Content starts
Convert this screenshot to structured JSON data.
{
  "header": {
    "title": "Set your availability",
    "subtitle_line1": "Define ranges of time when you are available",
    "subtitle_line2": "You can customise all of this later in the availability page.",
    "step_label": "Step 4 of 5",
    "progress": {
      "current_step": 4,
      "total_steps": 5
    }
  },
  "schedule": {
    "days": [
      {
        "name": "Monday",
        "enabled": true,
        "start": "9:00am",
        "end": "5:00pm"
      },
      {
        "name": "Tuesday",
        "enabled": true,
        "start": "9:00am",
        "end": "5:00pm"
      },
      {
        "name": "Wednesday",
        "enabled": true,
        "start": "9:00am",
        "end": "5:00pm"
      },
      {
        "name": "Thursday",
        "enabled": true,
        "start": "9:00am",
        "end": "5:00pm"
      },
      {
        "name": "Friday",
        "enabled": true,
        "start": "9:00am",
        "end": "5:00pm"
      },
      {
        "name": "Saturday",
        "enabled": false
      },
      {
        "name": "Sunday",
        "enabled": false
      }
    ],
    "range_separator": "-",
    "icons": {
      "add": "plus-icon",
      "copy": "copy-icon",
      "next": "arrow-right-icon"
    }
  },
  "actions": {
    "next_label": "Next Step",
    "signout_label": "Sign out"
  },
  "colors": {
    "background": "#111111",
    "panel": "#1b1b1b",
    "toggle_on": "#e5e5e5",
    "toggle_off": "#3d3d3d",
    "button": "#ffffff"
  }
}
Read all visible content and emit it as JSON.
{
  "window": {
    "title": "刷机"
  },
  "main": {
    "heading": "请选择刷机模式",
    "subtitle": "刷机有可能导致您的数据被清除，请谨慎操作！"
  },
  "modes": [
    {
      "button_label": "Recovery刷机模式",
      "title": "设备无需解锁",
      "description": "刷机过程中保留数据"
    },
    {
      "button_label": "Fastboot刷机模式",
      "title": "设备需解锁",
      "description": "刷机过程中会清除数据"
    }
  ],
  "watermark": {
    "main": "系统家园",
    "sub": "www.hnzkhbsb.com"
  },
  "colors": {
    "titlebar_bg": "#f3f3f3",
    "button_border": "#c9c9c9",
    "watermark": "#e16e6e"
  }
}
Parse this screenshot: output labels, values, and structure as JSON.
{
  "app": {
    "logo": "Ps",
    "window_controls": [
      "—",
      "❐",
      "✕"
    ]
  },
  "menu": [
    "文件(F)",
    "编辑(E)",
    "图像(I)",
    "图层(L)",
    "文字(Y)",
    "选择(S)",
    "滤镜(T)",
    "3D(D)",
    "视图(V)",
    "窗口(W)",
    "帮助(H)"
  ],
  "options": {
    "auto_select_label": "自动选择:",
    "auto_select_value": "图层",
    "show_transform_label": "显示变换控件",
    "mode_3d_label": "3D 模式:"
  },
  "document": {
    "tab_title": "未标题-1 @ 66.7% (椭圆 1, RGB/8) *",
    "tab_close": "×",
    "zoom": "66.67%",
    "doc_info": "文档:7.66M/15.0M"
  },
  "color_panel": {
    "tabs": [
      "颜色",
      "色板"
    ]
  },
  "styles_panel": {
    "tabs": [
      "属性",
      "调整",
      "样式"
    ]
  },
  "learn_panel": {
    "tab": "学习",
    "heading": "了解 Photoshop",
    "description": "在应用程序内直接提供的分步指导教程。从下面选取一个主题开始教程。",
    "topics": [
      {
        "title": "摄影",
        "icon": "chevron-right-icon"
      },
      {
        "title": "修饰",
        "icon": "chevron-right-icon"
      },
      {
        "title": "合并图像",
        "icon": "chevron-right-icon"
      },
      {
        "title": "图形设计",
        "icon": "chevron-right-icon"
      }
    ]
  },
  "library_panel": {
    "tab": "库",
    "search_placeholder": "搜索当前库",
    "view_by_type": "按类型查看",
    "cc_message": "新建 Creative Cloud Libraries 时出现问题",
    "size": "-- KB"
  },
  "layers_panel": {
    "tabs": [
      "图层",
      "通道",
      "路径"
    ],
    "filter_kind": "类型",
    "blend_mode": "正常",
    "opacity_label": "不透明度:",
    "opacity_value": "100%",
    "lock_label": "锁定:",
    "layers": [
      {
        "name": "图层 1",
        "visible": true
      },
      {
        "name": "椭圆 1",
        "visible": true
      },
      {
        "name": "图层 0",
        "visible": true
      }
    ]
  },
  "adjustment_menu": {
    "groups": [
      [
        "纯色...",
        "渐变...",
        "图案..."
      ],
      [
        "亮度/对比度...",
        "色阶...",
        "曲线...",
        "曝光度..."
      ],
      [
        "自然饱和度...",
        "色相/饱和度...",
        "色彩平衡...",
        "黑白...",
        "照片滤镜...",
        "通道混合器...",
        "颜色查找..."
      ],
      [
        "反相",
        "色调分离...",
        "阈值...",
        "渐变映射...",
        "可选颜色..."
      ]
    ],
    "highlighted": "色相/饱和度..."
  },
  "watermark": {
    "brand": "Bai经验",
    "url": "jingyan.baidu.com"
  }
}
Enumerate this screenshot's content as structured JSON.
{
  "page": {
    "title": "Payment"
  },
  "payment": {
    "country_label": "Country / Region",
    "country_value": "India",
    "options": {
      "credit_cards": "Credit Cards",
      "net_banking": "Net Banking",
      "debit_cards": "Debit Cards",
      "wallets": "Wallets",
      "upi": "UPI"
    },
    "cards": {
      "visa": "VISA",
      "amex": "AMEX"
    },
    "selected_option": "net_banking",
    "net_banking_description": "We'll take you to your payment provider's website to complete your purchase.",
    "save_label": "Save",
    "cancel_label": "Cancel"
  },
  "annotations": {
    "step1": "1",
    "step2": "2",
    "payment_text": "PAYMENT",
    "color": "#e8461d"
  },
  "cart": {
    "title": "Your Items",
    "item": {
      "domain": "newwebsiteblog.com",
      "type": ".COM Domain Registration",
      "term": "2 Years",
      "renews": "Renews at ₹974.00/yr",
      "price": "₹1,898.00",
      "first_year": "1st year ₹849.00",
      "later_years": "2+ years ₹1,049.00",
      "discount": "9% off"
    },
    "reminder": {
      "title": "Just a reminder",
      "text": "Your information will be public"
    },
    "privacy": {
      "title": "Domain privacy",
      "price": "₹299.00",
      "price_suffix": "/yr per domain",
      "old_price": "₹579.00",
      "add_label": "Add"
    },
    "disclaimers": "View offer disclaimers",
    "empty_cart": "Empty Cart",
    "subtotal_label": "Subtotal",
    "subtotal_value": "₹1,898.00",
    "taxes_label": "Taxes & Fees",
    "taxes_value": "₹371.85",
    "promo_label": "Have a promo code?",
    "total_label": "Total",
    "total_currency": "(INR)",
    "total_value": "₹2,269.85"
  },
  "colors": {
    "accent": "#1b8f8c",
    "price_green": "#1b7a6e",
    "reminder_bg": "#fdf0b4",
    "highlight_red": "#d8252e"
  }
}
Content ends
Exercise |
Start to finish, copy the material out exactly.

Solution to this exercise |
Convert this screenshot to structured JSON data.
{
  "header": {
    "title": "Set your availability",
    "subtitle_line1": "Define ranges of time when you are available",
    "subtitle_line2": "You can customise all of this later in the availability page.",
    "step_label": "Step 4 of 5",
    "progress": {
      "current_step": 4,
      "total_steps": 5
    }
  },
  "schedule": {
    "days": [
      {
        "name": "Monday",
        "enabled": true,
        "start": "9:00am",
        "end": "5:00pm"
      },
      {
        "name": "Tuesday",
        "enabled": true,
        "start": "9:00am",
        "end": "5:00pm"
      },
      {
        "name": "Wednesday",
        "enabled": true,
        "start": "9:00am",
        "end": "5:00pm"
      },
      {
        "name": "Thursday",
        "enabled": true,
        "start": "9:00am",
        "end": "5:00pm"
      },
      {
        "name": "Friday",
        "enabled": true,
        "start": "9:00am",
        "end": "5:00pm"
      },
      {
        "name": "Saturday",
        "enabled": false
      },
      {
        "name": "Sunday",
        "enabled": false
      }
    ],
    "range_separator": "-",
    "icons": {
      "add": "plus-icon",
      "copy": "copy-icon",
      "next": "arrow-right-icon"
    }
  },
  "actions": {
    "next_label": "Next Step",
    "signout_label": "Sign out"
  },
  "colors": {
    "background": "#111111",
    "panel": "#1b1b1b",
    "toggle_on": "#e5e5e5",
    "toggle_off": "#3d3d3d",
    "button": "#ffffff"
  }
}
Read all visible content and emit it as JSON.
{
  "window": {
    "title": "刷机"
  },
  "main": {
    "heading": "请选择刷机模式",
    "subtitle": "刷机有可能导致您的数据被清除，请谨慎操作！"
  },
  "modes": [
    {
      "button_label": "Recovery刷机模式",
      "title": "设备无需解锁",
      "description": "刷机过程中保留数据"
    },
    {
      "button_label": "Fastboot刷机模式",
      "title": "设备需解锁",
      "description": "刷机过程中会清除数据"
    }
  ],
  "watermark": {
    "main": "系统家园",
    "sub": "www.hnzkhbsb.com"
  },
  "colors": {
    "titlebar_bg": "#f3f3f3",
    "button_border": "#c9c9c9",
    "watermark": "#e16e6e"
  }
}
Parse this screenshot: output labels, values, and structure as JSON.
{
  "app": {
    "logo": "Ps",
    "window_controls": [
      "—",
      "❐",
      "✕"
    ]
  },
  "menu": [
    "文件(F)",
    "编辑(E)",
    "图像(I)",
    "图层(L)",
    "文字(Y)",
    "选择(S)",
    "滤镜(T)",
    "3D(D)",
    "视图(V)",
    "窗口(W)",
    "帮助(H)"
  ],
  "options": {
    "auto_select_label": "自动选择:",
    "auto_select_value": "图层",
    "show_transform_label": "显示变换控件",
    "mode_3d_label": "3D 模式:"
  },
  "document": {
    "tab_title": "未标题-1 @ 66.7% (椭圆 1, RGB/8) *",
    "tab_close": "×",
    "zoom": "66.67%",
    "doc_info": "文档:7.66M/15.0M"
  },
  "color_panel": {
    "tabs": [
      "颜色",
      "色板"
    ]
  },
  "styles_panel": {
    "tabs": [
      "属性",
      "调整",
      "样式"
    ]
  },
  "learn_panel": {
    "tab": "学习",
    "heading": "了解 Photoshop",
    "description": "在应用程序内直接提供的分步指导教程。从下面选取一个主题开始教程。",
    "topics": [
      {
        "title": "摄影",
        "icon": "chevron-right-icon"
      },
      {
        "title": "修饰",
        "icon": "chevron-right-icon"
      },
      {
        "title": "合并图像",
        "icon": "chevron-right-icon"
      },
      {
        "title": "图形设计",
        "icon": "chevron-right-icon"
      }
    ]
  },
  "library_panel": {
    "tab": "库",
    "search_placeholder": "搜索当前库",
    "view_by_type": "按类型查看",
    "cc_message": "新建 Creative Cloud Libraries 时出现问题",
    "size": "-- KB"
  },
  "layers_panel": {
    "tabs": [
      "图层",
      "通道",
      "路径"
    ],
    "filter_kind": "类型",
    "blend_mode": "正常",
    "opacity_label": "不透明度:",
    "opacity_value": "100%",
    "lock_label": "锁定:",
    "layers": [
      {
        "name": "图层 1",
        "visible": true
      },
      {
        "name": "椭圆 1",
        "visible": true
      },
      {
        "name": "图层 0",
        "visible": true
      }
    ]
  },
  "adjustment_menu": {
    "groups": [
      [
        "纯色...",
        "渐变...",
        "图案..."
      ],
      [
        "亮度/对比度...",
        "色阶...",
        "曲线...",
        "曝光度..."
      ],
      [
        "自然饱和度...",
        "色相/饱和度...",
        "色彩平衡...",
        "黑白...",
        "照片滤镜...",
        "通道混合器...",
        "颜色查找..."
      ],
      [
        "反相",
        "色调分离...",
        "阈值...",
        "渐变映射...",
        "可选颜色..."
      ]
    ],
    "highlighted": "色相/饱和度..."
  },
  "watermark": {
    "brand": "Bai经验",
    "url": "jingyan.baidu.com"
  }
}
Enumerate this screenshot's content as structured JSON.
{
  "page": {
    "title": "Payment"
  },
  "payment": {
    "country_label": "Country / Region",
    "country_value": "India",
    "options": {
      "credit_cards": "Credit Cards",
      "net_banking": "Net Banking",
      "debit_cards": "Debit Cards",
      "wallets": "Wallets",
      "upi": "UPI"
    },
    "cards": {
      "visa": "VISA",
      "amex": "AMEX"
    },
    "selected_option": "net_banking",
    "net_banking_description": "We'll take you to your payment provider's website to complete your purchase.",
    "save_label": "Save",
    "cancel_label": "Cancel"
  },
  "annotations": {
    "step1": "1",
    "step2": "2",
    "payment_text": "PAYMENT",
    "color": "#e8461d"
  },
  "cart": {
    "title": "Your Items",
    "item": {
      "domain": "newwebsiteblog.com",
      "type": ".COM Domain Registration",
      "term": "2 Years",
      "renews": "Renews at ₹974.00/yr",
      "price": "₹1,898.00",
      "first_year": "1st year ₹849.00",
      "later_years": "2+ years ₹1,049.00",
      "discount": "9% off"
    },
    "reminder": {
      "title": "Just a reminder",
      "text": "Your information will be public"
    },
    "privacy": {
      "title": "Domain privacy",
      "price": "₹299.00",
      "price_suffix": "/yr per domain",
      "old_price": "₹579.00",
      "add_label": "Add"
    },
    "disclaimers": "View offer disclaimers",
    "empty_cart": "Empty Cart",
    "subtotal_label": "Subtotal",
    "subtotal_value": "₹1,898.00",
    "taxes_label": "Taxes & Fees",
    "taxes_value": "₹371.85",
    "promo_label": "Have a promo code?",
    "total_label": "Total",
    "total_currency": "(INR)",
    "total_value": "₹2,269.85"
  },
  "colors": {
    "accent": "#1b8f8c",
    "price_green": "#1b7a6e",
    "reminder_bg": "#fdf0b4",
    "highlight_red": "#d8252e"
  }
}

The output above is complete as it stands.